Mast cells function similar to basophils, but are found outside of the bloodstream. They also express FceRI. When an inflammatory response occurs, IgE-coated basophils degranulate, releasing inflammatory mediators such as IL-4. In addition, mast cells are recruited to the site of an allergic reaction. These cells are also responsible for the release of vasoactive amines.


Allergies are an overactive immune system response to something that triggers histamine release. These histamines enter the bloodstream and cause swelling, inflammation, and itchiness. They can cause a rash or even hives. They can occur year-round and can be caused by chemicals, dust mites, and animal dander. In addition to these, allergens can also come from insect bites, which can cause sinus pain and itchy skin.

If you suspect you are allergic to a specific food, try keeping a diary of your symptoms and reactions. These will help the allergist diagnose your condition. Your doctor will also be able to tell if your symptoms are related to any other medical conditions in your family. You may also wish to take a skin test to determine if you are allergic to certain foods.

Allergic reactions can occur at any age, although they typically begin in children. It happens when your immune system has an overreaction to a food substance. Your body has a specialized cell called a mast cell that reacts to certain foods. Mast cells are found in your skin, bowel, lungs, and eyes. They release a chemical called histamine that can trigger an allergic reaction.

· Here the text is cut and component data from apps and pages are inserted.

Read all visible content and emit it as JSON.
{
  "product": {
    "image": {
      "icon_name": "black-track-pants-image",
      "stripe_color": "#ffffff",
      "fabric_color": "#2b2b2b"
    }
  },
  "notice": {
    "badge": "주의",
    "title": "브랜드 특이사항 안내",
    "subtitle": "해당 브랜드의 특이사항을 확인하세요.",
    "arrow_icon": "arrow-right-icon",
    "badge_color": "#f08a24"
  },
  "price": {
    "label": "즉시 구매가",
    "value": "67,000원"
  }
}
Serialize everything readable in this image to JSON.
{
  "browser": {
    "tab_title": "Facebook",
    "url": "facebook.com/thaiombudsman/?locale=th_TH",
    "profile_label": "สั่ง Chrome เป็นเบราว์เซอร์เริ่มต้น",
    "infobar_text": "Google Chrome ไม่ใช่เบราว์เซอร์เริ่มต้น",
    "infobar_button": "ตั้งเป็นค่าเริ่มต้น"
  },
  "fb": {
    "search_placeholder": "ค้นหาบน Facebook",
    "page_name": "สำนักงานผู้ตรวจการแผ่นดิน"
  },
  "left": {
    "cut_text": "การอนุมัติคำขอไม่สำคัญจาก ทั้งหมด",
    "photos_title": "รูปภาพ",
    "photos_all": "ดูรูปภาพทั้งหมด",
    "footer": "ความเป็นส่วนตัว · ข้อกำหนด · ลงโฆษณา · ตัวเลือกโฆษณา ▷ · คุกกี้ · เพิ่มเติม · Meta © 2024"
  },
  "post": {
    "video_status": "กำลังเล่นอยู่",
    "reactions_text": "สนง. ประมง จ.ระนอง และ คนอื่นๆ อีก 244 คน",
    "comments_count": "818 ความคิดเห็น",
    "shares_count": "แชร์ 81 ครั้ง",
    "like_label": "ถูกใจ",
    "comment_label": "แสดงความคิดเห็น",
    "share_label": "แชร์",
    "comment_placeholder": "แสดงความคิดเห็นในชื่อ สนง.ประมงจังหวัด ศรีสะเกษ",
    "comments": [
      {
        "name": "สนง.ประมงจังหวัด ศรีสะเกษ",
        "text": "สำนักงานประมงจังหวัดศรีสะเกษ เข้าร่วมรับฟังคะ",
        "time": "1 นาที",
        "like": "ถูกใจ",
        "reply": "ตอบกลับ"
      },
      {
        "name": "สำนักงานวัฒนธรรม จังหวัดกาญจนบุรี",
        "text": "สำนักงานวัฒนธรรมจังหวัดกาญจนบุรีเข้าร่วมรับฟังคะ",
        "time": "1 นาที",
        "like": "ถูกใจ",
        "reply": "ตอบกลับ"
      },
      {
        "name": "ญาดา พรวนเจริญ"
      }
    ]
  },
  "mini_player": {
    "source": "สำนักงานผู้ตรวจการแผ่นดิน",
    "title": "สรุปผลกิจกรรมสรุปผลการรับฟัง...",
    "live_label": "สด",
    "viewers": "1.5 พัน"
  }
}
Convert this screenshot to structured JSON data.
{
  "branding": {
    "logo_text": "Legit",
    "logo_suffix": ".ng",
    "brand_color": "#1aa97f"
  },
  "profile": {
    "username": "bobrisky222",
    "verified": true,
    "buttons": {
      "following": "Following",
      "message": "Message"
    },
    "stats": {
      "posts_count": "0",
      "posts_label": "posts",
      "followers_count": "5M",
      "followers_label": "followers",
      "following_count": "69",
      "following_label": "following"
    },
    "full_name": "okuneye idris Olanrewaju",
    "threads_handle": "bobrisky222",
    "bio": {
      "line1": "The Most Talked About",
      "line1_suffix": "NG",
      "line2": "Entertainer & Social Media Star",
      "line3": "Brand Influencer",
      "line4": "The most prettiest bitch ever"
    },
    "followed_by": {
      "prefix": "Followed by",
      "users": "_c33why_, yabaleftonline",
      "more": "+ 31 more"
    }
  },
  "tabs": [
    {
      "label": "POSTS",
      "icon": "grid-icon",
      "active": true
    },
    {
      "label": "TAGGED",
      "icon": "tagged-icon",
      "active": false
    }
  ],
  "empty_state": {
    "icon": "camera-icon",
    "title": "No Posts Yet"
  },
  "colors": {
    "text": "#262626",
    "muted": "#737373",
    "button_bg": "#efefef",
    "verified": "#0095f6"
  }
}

If you’ve ever been exposed to something that causes an allergic reaction, you know that the symptoms of the reaction can be extremely unpleasant and can affect your life. The body’s immune system can react to harmless things such as food, animal dander, and pollen in a variety of ways, resulting in a range of symptoms. Some people may experience a mild reaction the first time, but the reaction can become more serious over time.